== Data records for software interfaces ==
------

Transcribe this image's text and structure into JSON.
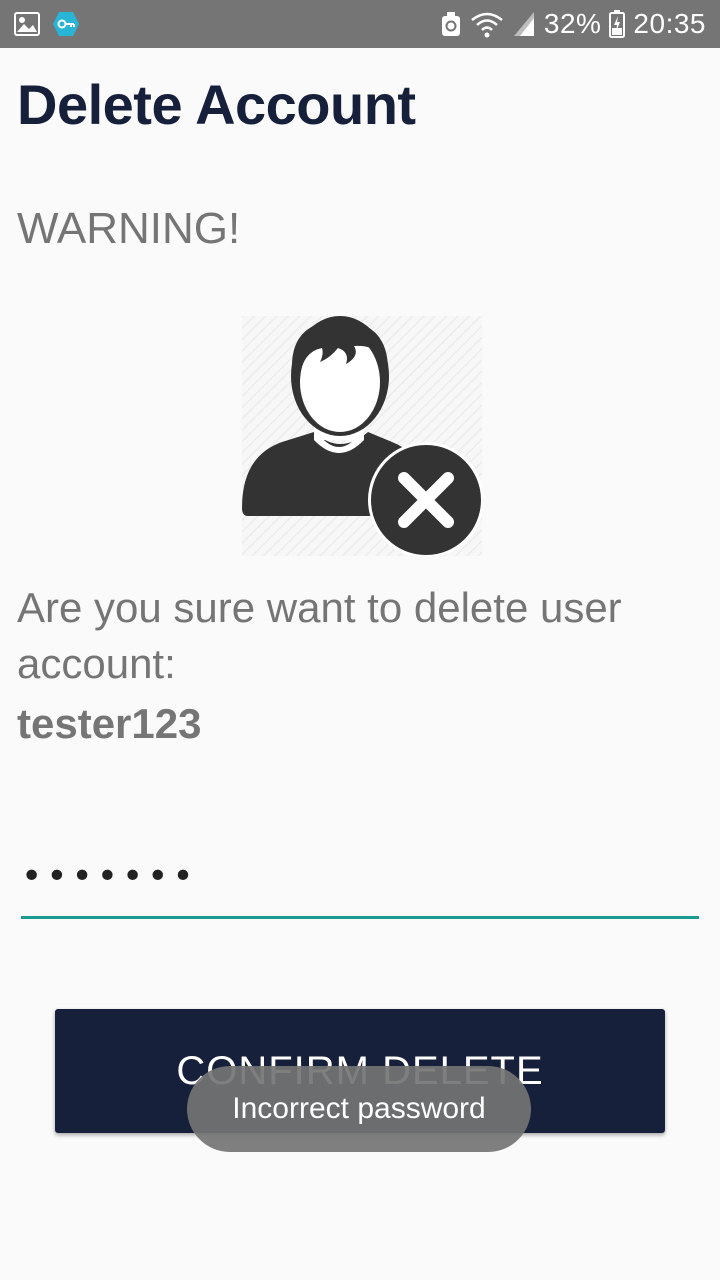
{
  "status_bar": {
    "left_icons": [
      "gallery-icon",
      "vpn-key-icon"
    ],
    "right_icons": [
      "alarm-sync-icon",
      "wifi-icon",
      "signal-icon",
      "battery-icon"
    ],
    "battery_percent": "32%",
    "time": "20:35"
  },
  "page": {
    "title": "Delete Account",
    "warning": "WARNING!",
    "question": "Are you sure want to delete user account:",
    "username": "tester123"
  },
  "password": {
    "value": "•••••••",
    "accent": "#1a9a8f"
  },
  "confirm_button": {
    "label": "CONFIRM DELETE",
    "color": "#17203a"
  },
  "toast": {
    "message": "Incorrect password"
  },
  "colors": {
    "title": "#17203a",
    "muted_text": "#757575",
    "status_bar": "#757575",
    "background": "#fafafa"
  }
}
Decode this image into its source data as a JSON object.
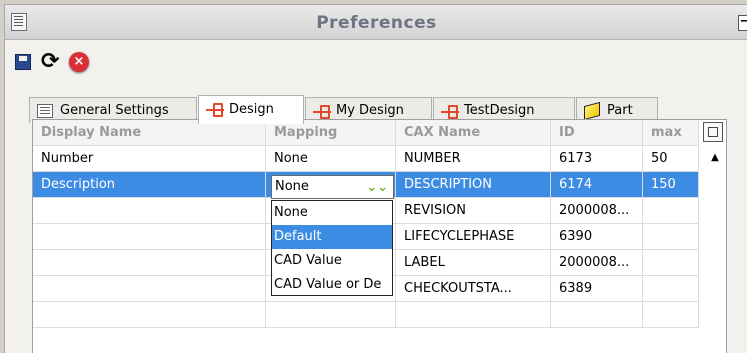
{
  "window": {
    "title": "Preferences",
    "collapse_icon": "minus-icon"
  },
  "toolbar": [
    {
      "name": "save",
      "icon": "save-icon"
    },
    {
      "name": "refresh",
      "icon": "refresh-icon"
    },
    {
      "name": "cancel",
      "icon": "cancel-icon"
    }
  ],
  "tabs": [
    {
      "label": "General Settings",
      "icon": "document-icon"
    },
    {
      "label": "Design",
      "icon": "design-icon",
      "active": true
    },
    {
      "label": "My Design",
      "icon": "design-icon"
    },
    {
      "label": "TestDesign",
      "icon": "design-icon"
    },
    {
      "label": "Part",
      "icon": "part-icon"
    }
  ],
  "table": {
    "columns": [
      "Display Name",
      "Mapping",
      "CAX Name",
      "ID",
      "max"
    ],
    "rows": [
      [
        "Number",
        "None",
        "NUMBER",
        "6173",
        "50"
      ],
      [
        "Description",
        "None",
        "DESCRIPTION",
        "6174",
        "150"
      ],
      [
        "",
        "",
        "REVISION",
        "2000008...",
        ""
      ],
      [
        "",
        "",
        "LIFECYCLEPHASE",
        "6390",
        ""
      ],
      [
        "",
        "",
        "LABEL",
        "2000008...",
        ""
      ],
      [
        "",
        "",
        "CHECKOUTSTA...",
        "6389",
        ""
      ]
    ],
    "selected_row": 1
  },
  "mapping_dropdown": {
    "value": "None",
    "options": [
      "None",
      "Default",
      "CAD Value",
      "CAD Value or De"
    ],
    "highlighted": "Default"
  },
  "colors": {
    "selection": "#3d8ce4",
    "accent_red": "#e4472c"
  }
}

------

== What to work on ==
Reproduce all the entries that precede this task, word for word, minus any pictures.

== Output of the task ==
Transcribe this image's text and structure into JSON.
{
  "status_bar": {
    "left_icons": [
      "gallery-icon",
      "vpn-key-icon"
    ],
    "right_icons": [
      "alarm-sync-icon",
      "wifi-icon",
      "signal-icon",
      "battery-icon"
    ],
    "battery_percent": "32%",
    "time": "20:35"
  },
  "page": {
    "title": "Delete Account",
    "warning": "WARNING!",
    "question": "Are you sure want to delete user account:",
    "username": "tester123"
  },
  "password": {
    "value": "•••••••",
    "accent": "#1a9a8f"
  },
  "confirm_button": {
    "label": "CONFIRM DELETE",
    "color": "#17203a"
  },
  "toast": {
    "message": "Incorrect password"
  },
  "colors": {
    "title": "#17203a",
    "muted_text": "#757575",
    "status_bar": "#757575",
    "background": "#fafafa"
  }
}
Decode this image into its source data as a JSON object.
{
  "window": {
    "title": "Preferences",
    "collapse_icon": "minus-icon"
  },
  "toolbar": [
    {
      "name": "save",
      "icon": "save-icon"
    },
    {
      "name": "refresh",
      "icon": "refresh-icon"
    },
    {
      "name": "cancel",
      "icon": "cancel-icon"
    }
  ],
  "tabs": [
    {
      "label": "General Settings",
      "icon": "document-icon"
    },
    {
      "label": "Design",
      "icon": "design-icon",
      "active": true
    },
    {
      "label": "My Design",
      "icon": "design-icon"
    },
    {
      "label": "TestDesign",
      "icon": "design-icon"
    },
    {
      "label": "Part",
      "icon": "part-icon"
    }
  ],
  "table": {
    "columns": [
      "Display Name",
      "Mapping",
      "CAX Name",
      "ID",
      "max"
    ],
    "rows": [
      [
        "Number",
        "None",
        "NUMBER",
        "6173",
        "50"
      ],
      [
        "Description",
        "None",
        "DESCRIPTION",
        "6174",
        "150"
      ],
      [
        "",
        "",
        "REVISION",
        "2000008...",
        ""
      ],
      [
        "",
        "",
        "LIFECYCLEPHASE",
        "6390",
        ""
      ],
      [
        "",
        "",
        "LABEL",
        "2000008...",
        ""
      ],
      [
        "",
        "",
        "CHECKOUTSTA...",
        "6389",
        ""
      ]
    ],
    "selected_row": 1
  },
  "mapping_dropdown": {
    "value": "None",
    "options": [
      "None",
      "Default",
      "CAD Value",
      "CAD Value or De"
    ],
    "highlighted": "Default"
  },
  "colors": {
    "selection": "#3d8ce4",
    "accent_red": "#e4472c"
  }
}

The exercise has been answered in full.